Aim of the task: Whatever the records below hold, copy it all out exactly.

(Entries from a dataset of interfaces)
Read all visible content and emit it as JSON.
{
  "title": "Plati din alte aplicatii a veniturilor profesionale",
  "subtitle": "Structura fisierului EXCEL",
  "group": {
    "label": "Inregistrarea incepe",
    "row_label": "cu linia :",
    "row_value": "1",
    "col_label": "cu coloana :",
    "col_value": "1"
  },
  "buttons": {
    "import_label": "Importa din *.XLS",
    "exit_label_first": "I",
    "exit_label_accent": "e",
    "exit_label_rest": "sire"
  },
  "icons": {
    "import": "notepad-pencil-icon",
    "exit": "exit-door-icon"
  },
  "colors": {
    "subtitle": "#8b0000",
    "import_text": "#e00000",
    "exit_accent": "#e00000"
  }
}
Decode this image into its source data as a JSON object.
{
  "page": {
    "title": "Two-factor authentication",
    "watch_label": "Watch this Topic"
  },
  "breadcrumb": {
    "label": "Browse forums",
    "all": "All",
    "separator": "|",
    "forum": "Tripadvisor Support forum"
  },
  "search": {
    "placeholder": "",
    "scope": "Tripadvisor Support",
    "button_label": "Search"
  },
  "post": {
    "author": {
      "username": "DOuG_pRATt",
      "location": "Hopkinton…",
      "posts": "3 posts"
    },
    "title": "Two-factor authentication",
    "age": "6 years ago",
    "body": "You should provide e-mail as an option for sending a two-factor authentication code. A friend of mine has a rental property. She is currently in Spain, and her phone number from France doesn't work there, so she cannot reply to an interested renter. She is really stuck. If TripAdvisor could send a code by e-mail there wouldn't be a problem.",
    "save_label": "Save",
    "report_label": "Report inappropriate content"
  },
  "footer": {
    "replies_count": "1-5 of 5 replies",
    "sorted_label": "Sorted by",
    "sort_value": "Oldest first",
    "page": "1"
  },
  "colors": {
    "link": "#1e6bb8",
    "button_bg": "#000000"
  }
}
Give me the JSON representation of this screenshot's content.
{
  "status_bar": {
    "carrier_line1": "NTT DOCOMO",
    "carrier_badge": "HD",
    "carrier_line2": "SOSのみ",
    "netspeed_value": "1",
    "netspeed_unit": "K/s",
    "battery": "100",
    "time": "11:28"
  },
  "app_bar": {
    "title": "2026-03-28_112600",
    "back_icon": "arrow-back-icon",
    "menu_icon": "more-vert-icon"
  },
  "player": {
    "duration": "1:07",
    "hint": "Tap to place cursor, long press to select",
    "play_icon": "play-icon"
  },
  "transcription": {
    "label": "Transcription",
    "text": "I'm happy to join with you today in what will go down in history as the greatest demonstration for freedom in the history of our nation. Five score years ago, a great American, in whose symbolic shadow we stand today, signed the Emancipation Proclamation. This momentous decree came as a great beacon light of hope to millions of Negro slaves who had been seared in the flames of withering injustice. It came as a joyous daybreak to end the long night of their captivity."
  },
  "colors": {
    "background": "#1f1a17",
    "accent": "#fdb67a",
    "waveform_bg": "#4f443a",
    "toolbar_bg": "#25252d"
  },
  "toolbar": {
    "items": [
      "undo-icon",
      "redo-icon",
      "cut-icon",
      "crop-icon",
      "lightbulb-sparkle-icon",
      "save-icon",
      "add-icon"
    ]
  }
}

Written solution:
Read all visible content and emit it as JSON.
{
  "title": "Plati din alte aplicatii a veniturilor profesionale",
  "subtitle": "Structura fisierului EXCEL",
  "group": {
    "label": "Inregistrarea incepe",
    "row_label": "cu linia :",
    "row_value": "1",
    "col_label": "cu coloana :",
    "col_value": "1"
  },
  "buttons": {
    "import_label": "Importa din *.XLS",
    "exit_label_first": "I",
    "exit_label_accent": "e",
    "exit_label_rest": "sire"
  },
  "icons": {
    "import": "notepad-pencil-icon",
    "exit": "exit-door-icon"
  },
  "colors": {
    "subtitle": "#8b0000",
    "import_text": "#e00000",
    "exit_accent": "#e00000"
  }
}
Decode this image into its source data as a JSON object.
{
  "page": {
    "title": "Two-factor authentication",
    "watch_label": "Watch this Topic"
  },
  "breadcrumb": {
    "label": "Browse forums",
    "all": "All",
    "separator": "|",
    "forum": "Tripadvisor Support forum"
  },
  "search": {
    "placeholder": "",
    "scope": "Tripadvisor Support",
    "button_label": "Search"
  },
  "post": {
    "author": {
      "username": "DOuG_pRATt",
      "location": "Hopkinton…",
      "posts": "3 posts"
    },
    "title": "Two-factor authentication",
    "age": "6 years ago",
    "body": "You should provide e-mail as an option for sending a two-factor authentication code. A friend of mine has a rental property. She is currently in Spain, and her phone number from France doesn't work there, so she cannot reply to an interested renter. She is really stuck. If TripAdvisor could send a code by e-mail there wouldn't be a problem.",
    "save_label": "Save",
    "report_label": "Report inappropriate content"
  },
  "footer": {
    "replies_count": "1-5 of 5 replies",
    "sorted_label": "Sorted by",
    "sort_value": "Oldest first",
    "page": "1"
  },
  "colors": {
    "link": "#1e6bb8",
    "button_bg": "#000000"
  }
}
Give me the JSON representation of this screenshot's content.
{
  "status_bar": {
    "carrier_line1": "NTT DOCOMO",
    "carrier_badge": "HD",
    "carrier_line2": "SOSのみ",
    "netspeed_value": "1",
    "netspeed_unit": "K/s",
    "battery": "100",
    "time": "11:28"
  },
  "app_bar": {
    "title": "2026-03-28_112600",
    "back_icon": "arrow-back-icon",
    "menu_icon": "more-vert-icon"
  },
  "player": {
    "duration": "1:07",
    "hint": "Tap to place cursor, long press to select",
    "play_icon": "play-icon"
  },
  "transcription": {
    "label": "Transcription",
    "text": "I'm happy to join with you today in what will go down in history as the greatest demonstration for freedom in the history of our nation. Five score years ago, a great American, in whose symbolic shadow we stand today, signed the Emancipation Proclamation. This momentous decree came as a great beacon light of hope to millions of Negro slaves who had been seared in the flames of withering injustice. It came as a joyous daybreak to end the long night of their captivity."
  },
  "colors": {
    "background": "#1f1a17",
    "accent": "#fdb67a",
    "waveform_bg": "#4f443a",
    "toolbar_bg": "#25252d"
  },
  "toolbar": {
    "items": [
      "undo-icon",
      "redo-icon",
      "cut-icon",
      "crop-icon",
      "lightbulb-sparkle-icon",
      "save-icon",
      "add-icon"
    ]
  }
}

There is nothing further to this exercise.